While both Boris Johnson and Rishi Sunak have recently made speeches showing a clear appetite for Government action to spur economic recovery, many in the rail industry would like to have seen a greater mention of new rail schemes.

With the Government promoting “build, build, build” and the need for an “infrastructure revolution” to reboot the economy as we come out of Coronavirus lockdown, accelerating rail projects can go a long way to help it deliver. What’s more, many of these schemes have been budgeted for, so the ask is not necessarily for more money.

The Prime Minister highlighted in his end-of-June speech that “a prosperous and United Kingdom must be a connected Kingdom” [through]… accelerating projects from South West to the North East from Wales, to Scotland, to Northern Ireland”. Yet only one rail scheme – addressing the bottleneck at Manchester Castlefield Corridor – was mentioned, welcome though that scheme is.

With UK rail supporting some 600,000 jobs and more than £36bn GVA in the economy, this really should be a key industry for the Government to target. What is more, despite the currently reduced reduction in train ridership levels, the long-term future for rail over the next 30 years is positive. And it is a sector which contributes to the Government’s three “Gs”: growth, geography and green.

On growth, rail projects generate significant investment, with every £1 spent on the rail network, £2.20 is generated in the wider economy. On geography, rail projects support investment in all regions and nations of the UK, including areas of social deprivation where investment and regeneration is urgently needed – supporting the Government’s “levelling up” agenda. And rail investment is green, with rail travel an acknowledged low carbon form of transport.

So that is why the Railway Industry Association (RIA), the trade body for more than 300 rail suppliers, and our members, calls for the Government to be SURE (“Speed Up Rail Enhancements”). We are not seeking money; rather, we are simply urging the Government to work with the sector to fast-track schemes on its existing projects list.

This list, known as the Rail Network Enhancements Pipeline, contains 58 projects including schemes like the Transpennine Route Upgrade, East West Rail, and Western Rail Access to Heathrow. All of the projects are directly in the power of Government to accelerate. The railway industry, for our part, is ready and willing to work with the Government to deliver these projects cost-effectively and efficiently, and to speed up delivery times.

As well as supporting jobs and GVA in the economy, these schemes deliver a real boost to the UK’s connectivity, affording other sectors the ability to function – witness how the railways remained opened during the darkest days of lockdown to enable key workers to get to their workplaces.

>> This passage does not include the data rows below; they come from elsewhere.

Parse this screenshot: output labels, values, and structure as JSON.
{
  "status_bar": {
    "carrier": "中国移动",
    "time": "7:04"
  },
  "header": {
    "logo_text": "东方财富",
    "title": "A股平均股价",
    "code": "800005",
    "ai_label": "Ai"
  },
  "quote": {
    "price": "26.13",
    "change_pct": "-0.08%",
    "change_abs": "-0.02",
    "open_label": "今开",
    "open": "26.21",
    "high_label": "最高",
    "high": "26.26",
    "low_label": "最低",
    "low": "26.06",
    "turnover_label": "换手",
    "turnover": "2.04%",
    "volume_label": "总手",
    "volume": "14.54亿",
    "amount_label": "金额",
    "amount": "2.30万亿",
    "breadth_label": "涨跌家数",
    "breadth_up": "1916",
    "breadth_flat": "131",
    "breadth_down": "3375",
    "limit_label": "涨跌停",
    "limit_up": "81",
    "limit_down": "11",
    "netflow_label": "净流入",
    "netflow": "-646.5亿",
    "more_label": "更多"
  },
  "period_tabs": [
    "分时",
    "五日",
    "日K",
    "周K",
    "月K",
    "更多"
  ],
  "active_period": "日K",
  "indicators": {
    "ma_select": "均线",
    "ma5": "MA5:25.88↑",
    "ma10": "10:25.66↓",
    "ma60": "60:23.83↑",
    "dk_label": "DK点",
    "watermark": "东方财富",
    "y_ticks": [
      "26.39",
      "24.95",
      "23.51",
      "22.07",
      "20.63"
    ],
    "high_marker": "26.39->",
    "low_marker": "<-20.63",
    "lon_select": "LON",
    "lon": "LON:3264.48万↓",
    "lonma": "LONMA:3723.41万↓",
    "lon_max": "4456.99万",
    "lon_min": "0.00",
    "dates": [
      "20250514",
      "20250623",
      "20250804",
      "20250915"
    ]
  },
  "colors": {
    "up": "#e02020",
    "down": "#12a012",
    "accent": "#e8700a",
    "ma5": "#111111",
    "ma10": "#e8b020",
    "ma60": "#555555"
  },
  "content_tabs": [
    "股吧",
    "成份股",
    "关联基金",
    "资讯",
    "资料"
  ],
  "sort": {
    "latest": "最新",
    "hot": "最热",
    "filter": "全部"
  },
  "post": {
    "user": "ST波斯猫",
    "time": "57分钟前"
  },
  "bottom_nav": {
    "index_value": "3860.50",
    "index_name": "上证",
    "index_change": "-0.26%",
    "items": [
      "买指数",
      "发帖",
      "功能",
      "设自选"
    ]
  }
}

While rail passenger numbers may have dropped over the Coronavirus outbreak, past trends following crises show that transport passenger number are likely to return to and build on pre-crisis levels in the coming years. The question now is whether or not we prepare our transport modes for that time and deliver capacity improvements, at a time when the Government is looking for job and GVA creating sectors to help reboot the economy.

From a rail perspective, we urge the Government to work with us to Speed Up Rail Enhancements, help deliver that transport infrastructure revolution, and ultimately enable the UK’s railways to play their part in delivering a green economic recovery for all of the UK.

You can find out more about the SURE campaign here.